[Input data — start]

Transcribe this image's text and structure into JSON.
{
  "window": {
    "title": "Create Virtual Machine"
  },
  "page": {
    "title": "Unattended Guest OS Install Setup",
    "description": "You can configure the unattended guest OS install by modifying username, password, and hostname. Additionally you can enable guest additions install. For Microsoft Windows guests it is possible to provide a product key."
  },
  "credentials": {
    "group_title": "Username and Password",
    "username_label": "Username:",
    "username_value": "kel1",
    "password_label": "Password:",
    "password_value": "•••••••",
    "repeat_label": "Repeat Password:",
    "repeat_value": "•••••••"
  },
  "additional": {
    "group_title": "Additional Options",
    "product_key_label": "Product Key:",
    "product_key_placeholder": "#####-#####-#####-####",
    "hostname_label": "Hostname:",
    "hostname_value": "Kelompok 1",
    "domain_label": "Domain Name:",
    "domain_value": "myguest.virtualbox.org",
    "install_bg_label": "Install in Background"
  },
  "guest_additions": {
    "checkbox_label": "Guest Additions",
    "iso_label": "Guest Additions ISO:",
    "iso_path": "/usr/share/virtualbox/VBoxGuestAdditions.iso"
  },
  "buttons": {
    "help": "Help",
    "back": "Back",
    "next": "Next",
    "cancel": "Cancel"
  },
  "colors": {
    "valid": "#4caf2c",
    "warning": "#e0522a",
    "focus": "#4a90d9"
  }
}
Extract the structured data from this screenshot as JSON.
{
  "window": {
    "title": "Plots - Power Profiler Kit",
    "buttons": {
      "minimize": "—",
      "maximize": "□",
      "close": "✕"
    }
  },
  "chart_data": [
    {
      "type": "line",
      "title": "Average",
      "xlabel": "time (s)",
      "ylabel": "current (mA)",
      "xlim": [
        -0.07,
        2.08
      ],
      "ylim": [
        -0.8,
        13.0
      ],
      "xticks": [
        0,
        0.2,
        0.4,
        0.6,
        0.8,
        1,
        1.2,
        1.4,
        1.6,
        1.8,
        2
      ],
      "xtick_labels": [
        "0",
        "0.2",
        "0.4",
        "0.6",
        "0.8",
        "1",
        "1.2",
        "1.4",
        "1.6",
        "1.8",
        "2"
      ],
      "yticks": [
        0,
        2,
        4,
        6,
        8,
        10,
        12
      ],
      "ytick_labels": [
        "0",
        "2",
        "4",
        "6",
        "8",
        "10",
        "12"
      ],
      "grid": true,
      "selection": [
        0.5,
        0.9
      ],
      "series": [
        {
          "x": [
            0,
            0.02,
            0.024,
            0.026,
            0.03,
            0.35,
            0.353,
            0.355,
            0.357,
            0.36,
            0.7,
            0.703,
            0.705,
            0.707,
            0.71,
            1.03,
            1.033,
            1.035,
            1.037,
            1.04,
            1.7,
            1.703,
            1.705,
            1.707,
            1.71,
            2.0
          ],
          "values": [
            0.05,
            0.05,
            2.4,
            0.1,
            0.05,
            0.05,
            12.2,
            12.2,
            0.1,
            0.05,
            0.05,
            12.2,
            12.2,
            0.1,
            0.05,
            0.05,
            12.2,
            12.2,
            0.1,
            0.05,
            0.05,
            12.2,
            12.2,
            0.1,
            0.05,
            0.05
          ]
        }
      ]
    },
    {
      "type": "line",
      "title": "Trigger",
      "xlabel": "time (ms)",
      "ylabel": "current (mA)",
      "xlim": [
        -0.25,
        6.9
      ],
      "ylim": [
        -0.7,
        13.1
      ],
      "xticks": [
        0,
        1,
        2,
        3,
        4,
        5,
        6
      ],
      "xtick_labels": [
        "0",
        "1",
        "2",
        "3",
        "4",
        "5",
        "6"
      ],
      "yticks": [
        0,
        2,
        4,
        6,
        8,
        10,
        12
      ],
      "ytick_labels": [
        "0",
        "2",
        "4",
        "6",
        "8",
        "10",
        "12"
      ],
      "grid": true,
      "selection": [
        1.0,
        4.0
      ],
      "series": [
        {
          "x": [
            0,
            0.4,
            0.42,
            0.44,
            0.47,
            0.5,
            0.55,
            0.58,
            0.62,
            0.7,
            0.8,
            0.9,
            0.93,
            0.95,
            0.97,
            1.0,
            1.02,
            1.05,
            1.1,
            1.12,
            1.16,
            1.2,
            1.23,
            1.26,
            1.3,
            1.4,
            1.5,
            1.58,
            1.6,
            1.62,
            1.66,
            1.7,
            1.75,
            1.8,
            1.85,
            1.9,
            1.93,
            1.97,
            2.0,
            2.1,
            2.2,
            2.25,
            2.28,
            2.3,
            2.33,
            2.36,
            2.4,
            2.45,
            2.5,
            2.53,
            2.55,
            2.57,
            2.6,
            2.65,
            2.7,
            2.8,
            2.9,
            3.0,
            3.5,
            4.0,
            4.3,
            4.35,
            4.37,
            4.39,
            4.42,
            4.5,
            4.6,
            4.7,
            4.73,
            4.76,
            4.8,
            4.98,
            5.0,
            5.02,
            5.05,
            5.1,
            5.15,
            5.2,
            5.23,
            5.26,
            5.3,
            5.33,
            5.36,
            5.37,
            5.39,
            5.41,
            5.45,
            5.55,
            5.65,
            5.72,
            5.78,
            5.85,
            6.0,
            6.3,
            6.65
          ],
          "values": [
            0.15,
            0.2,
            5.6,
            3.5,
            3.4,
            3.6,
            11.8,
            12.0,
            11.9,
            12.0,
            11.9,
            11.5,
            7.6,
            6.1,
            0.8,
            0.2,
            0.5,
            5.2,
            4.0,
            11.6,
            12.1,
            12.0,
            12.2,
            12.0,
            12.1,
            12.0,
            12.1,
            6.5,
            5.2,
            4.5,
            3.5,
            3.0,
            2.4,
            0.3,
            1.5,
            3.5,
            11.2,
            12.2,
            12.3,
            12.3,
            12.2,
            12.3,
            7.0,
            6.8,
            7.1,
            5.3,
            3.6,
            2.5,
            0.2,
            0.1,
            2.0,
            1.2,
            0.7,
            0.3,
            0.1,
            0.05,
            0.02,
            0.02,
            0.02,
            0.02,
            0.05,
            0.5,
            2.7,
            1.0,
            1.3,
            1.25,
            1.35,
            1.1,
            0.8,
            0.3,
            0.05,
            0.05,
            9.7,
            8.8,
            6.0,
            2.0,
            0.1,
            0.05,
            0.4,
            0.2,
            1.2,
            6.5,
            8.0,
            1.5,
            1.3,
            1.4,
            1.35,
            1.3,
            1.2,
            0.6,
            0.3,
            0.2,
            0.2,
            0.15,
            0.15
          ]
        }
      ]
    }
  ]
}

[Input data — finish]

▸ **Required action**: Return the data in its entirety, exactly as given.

▸ **Task solution**:
Transcribe this image's text and structure into JSON.
{
  "window": {
    "title": "Create Virtual Machine"
  },
  "page": {
    "title": "Unattended Guest OS Install Setup",
    "description": "You can configure the unattended guest OS install by modifying username, password, and hostname. Additionally you can enable guest additions install. For Microsoft Windows guests it is possible to provide a product key."
  },
  "credentials": {
    "group_title": "Username and Password",
    "username_label": "Username:",
    "username_value": "kel1",
    "password_label": "Password:",
    "password_value": "•••••••",
    "repeat_label": "Repeat Password:",
    "repeat_value": "•••••••"
  },
  "additional": {
    "group_title": "Additional Options",
    "product_key_label": "Product Key:",
    "product_key_placeholder": "#####-#####-#####-####",
    "hostname_label": "Hostname:",
    "hostname_value": "Kelompok 1",
    "domain_label": "Domain Name:",
    "domain_value": "myguest.virtualbox.org",
    "install_bg_label": "Install in Background"
  },
  "guest_additions": {
    "checkbox_label": "Guest Additions",
    "iso_label": "Guest Additions ISO:",
    "iso_path": "/usr/share/virtualbox/VBoxGuestAdditions.iso"
  },
  "buttons": {
    "help": "Help",
    "back": "Back",
    "next": "Next",
    "cancel": "Cancel"
  },
  "colors": {
    "valid": "#4caf2c",
    "warning": "#e0522a",
    "focus": "#4a90d9"
  }
}
Extract the structured data from this screenshot as JSON.
{
  "window": {
    "title": "Plots - Power Profiler Kit",
    "buttons": {
      "minimize": "—",
      "maximize": "□",
      "close": "✕"
    }
  },
  "chart_data": [
    {
      "type": "line",
      "title": "Average",
      "xlabel": "time (s)",
      "ylabel": "current (mA)",
      "xlim": [
        -0.07,
        2.08
      ],
      "ylim": [
        -0.8,
        13.0
      ],
      "xticks": [
        0,
        0.2,
        0.4,
        0.6,
        0.8,
        1,
        1.2,
        1.4,
        1.6,
        1.8,
        2
      ],
      "xtick_labels": [
        "0",
        "0.2",
        "0.4",
        "0.6",
        "0.8",
        "1",
        "1.2",
        "1.4",
        "1.6",
        "1.8",
        "2"
      ],
      "yticks": [
        0,
        2,
        4,
        6,
        8,
        10,
        12
      ],
      "ytick_labels": [
        "0",
        "2",
        "4",
        "6",
        "8",
        "10",
        "12"
      ],
      "grid": true,
      "selection": [
        0.5,
        0.9
      ],
      "series": [
        {
          "x": [
            0,
            0.02,
            0.024,
            0.026,
            0.03,
            0.35,
            0.353,
            0.355,
            0.357,
            0.36,
            0.7,
            0.703,
            0.705,
            0.707,
            0.71,
            1.03,
            1.033,
            1.035,
            1.037,
            1.04,
            1.7,
            1.703,
            1.705,
            1.707,
            1.71,
            2.0
          ],
          "values": [
            0.05,
            0.05,
            2.4,
            0.1,
            0.05,
            0.05,
            12.2,
            12.2,
            0.1,
            0.05,
            0.05,
            12.2,
            12.2,
            0.1,
            0.05,
            0.05,
            12.2,
            12.2,
            0.1,
            0.05,
            0.05,
            12.2,
            12.2,
            0.1,
            0.05,
            0.05
          ]
        }
      ]
    },
    {
      "type": "line",
      "title": "Trigger",
      "xlabel": "time (ms)",
      "ylabel": "current (mA)",
      "xlim": [
        -0.25,
        6.9
      ],
      "ylim": [
        -0.7,
        13.1
      ],
      "xticks": [
        0,
        1,
        2,
        3,
        4,
        5,
        6
      ],
      "xtick_labels": [
        "0",
        "1",
        "2",
        "3",
        "4",
        "5",
        "6"
      ],
      "yticks": [
        0,
        2,
        4,
        6,
        8,
        10,
        12
      ],
      "ytick_labels": [
        "0",
        "2",
        "4",
        "6",
        "8",
        "10",
        "12"
      ],
      "grid": true,
      "selection": [
        1.0,
        4.0
      ],
      "series": [
        {
          "x": [
            0,
            0.4,
            0.42,
            0.44,
            0.47,
            0.5,
            0.55,
            0.58,
            0.62,
            0.7,
            0.8,
            0.9,
            0.93,
            0.95,
            0.97,
            1.0,
            1.02,
            1.05,
            1.1,
            1.12,
            1.16,
            1.2,
            1.23,
            1.26,
            1.3,
            1.4,
            1.5,
            1.58,
            1.6,
            1.62,
            1.66,
            1.7,
            1.75,
            1.8,
            1.85,
            1.9,
            1.93,
            1.97,
            2.0,
            2.1,
            2.2,
            2.25,
            2.28,
            2.3,
            2.33,
            2.36,
            2.4,
            2.45,
            2.5,
            2.53,
            2.55,
            2.57,
            2.6,
            2.65,
            2.7,
            2.8,
            2.9,
            3.0,
            3.5,
            4.0,
            4.3,
            4.35,
            4.37,
            4.39,
            4.42,
            4.5,
            4.6,
            4.7,
            4.73,
            4.76,
            4.8,
            4.98,
            5.0,
            5.02,
            5.05,
            5.1,
            5.15,
            5.2,
            5.23,
            5.26,
            5.3,
            5.33,
            5.36,
            5.37,
            5.39,
            5.41,
            5.45,
            5.55,
            5.65,
            5.72,
            5.78,
            5.85,
            6.0,
            6.3,
            6.65
          ],
          "values": [
            0.15,
            0.2,
            5.6,
            3.5,
            3.4,
            3.6,
            11.8,
            12.0,
            11.9,
            12.0,
            11.9,
            11.5,
            7.6,
            6.1,
            0.8,
            0.2,
            0.5,
            5.2,
            4.0,
            11.6,
            12.1,
            12.0,
            12.2,
            12.0,
            12.1,
            12.0,
            12.1,
            6.5,
            5.2,
            4.5,
            3.5,
            3.0,
            2.4,
            0.3,
            1.5,
            3.5,
            11.2,
            12.2,
            12.3,
            12.3,
            12.2,
            12.3,
            7.0,
            6.8,
            7.1,
            5.3,
            3.6,
            2.5,
            0.2,
            0.1,
            2.0,
            1.2,
            0.7,
            0.3,
            0.1,
            0.05,
            0.02,
            0.02,
            0.02,
            0.02,
            0.05,
            0.5,
            2.7,
            1.0,
            1.3,
            1.25,
            1.35,
            1.1,
            0.8,
            0.3,
            0.05,
            0.05,
            9.7,
            8.8,
            6.0,
            2.0,
            0.1,
            0.05,
            0.4,
            0.2,
            1.2,
            6.5,
            8.0,
            1.5,
            1.3,
            1.4,
            1.35,
            1.3,
            1.2,
            0.6,
            0.3,
            0.2,
            0.2,
            0.15,
            0.15
          ]
        }
      ]
    }
  ]
}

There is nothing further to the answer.